I recently administered midterm exams, and I decided to do something useful with the time that would be on my hands as my students furiously wrote their exam answers. So I read some Barth on the Trinity. This particular passage stood out to me as a particularly powerful expression of the dialectic in Barth’s trinitarian thought between God’s one-ness which is also God’s threeness and God’s threeness which is also God’s oneness, in this case in conceptual contact with patristic thinking about processions. Enjoy!

Barth, Church Dogmatics 1.1, 363:Quite rightly reference has been made here first and foremost to the New Testament names of Father, Son and Spirit. If these three names are really in their threeness the one name of the one God, then it follows that in this one God there is primarily at least—let us put it cautiously, something like fatherhood and sonship, and therefore something like begetting and being begotten, and then a third thing common to both, which is not a being bego…

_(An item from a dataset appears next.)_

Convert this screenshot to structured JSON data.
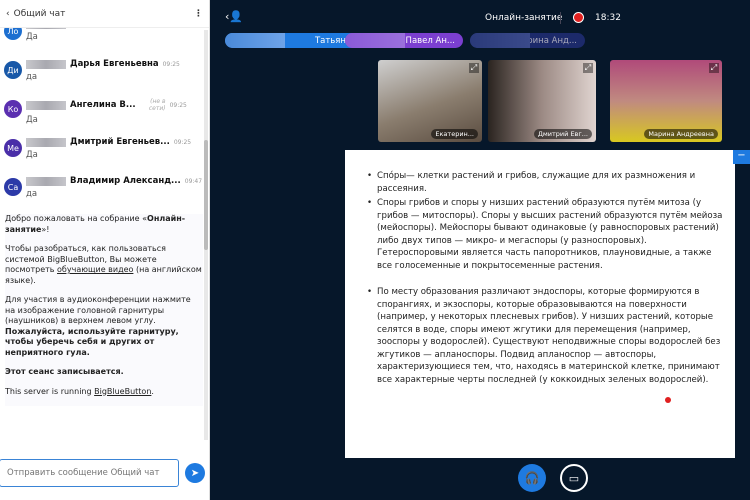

Troeltsch’s distinction between Dogmatics and Glaubenslehre

So, more about Troeltsch. I found this distinction to be rather interesting and thought-provoking, especially when viewed in terms of Troeltsch’s interactions with Hermann.

Hans-Georg Drescher, Ernst Troeltsch: His Life and Work (Fortress, 1993), 202.
When in 1900 the publishing house Mohr/Siebeck in Tübingen was considering whether to found a new journal for systematic theology, Troeltsch was also asked for his opinion. He wrote: “Systematic theology belongs in general journals. . . I do not believe that anyone will have the courage to devote a special journal to it at a time when dogmatic theology is falling apart.” The fact that Troeltsch had always had the intention to publish a collection of his “positive” views does not contradict these thoughts.

The idea of the dissolution of dogmatic theology is to be seen against the background of Troeltsch’s distinction between dogmatics and the doctrine of faith (Glaubenslehre). In the history of religion Troeltsch sees dogmatics as a disti…

Augustine and the Sacramental Argument for Infant Baptism - Mondays with McMaken

Part of what I do in my volume on baptism is to identify the two primary arguments presented by the theological tradition in support of infant baptism. The first of these arguments, both chronologically and in terms of my presentation-order, is the sacramental argument. Augustine is the primogenitor of this argument, at least insofar as it achieves a theologically robust formulation. Here’s an excerpt to flesh things out a bit more:

W. Travis McMaken, The Sign of the Gospel: Toward an Evangelical Doctrine of Infant Baptism after Karl Barth, Emerging Scholars (Fortress, 2013), 20.
Infant baptism was practiced in extremis in the early Christian centuries, but it was always something of a practice in search of a theology. By pressing it into service in his dispute with the Pelagians, Augustine “provided the theology that led to infant baptism becoming general practice for the first time in the history of the church.” This was not his intent. In fact, he argued that it was already the chu…

Meanwhile, back at the ranch…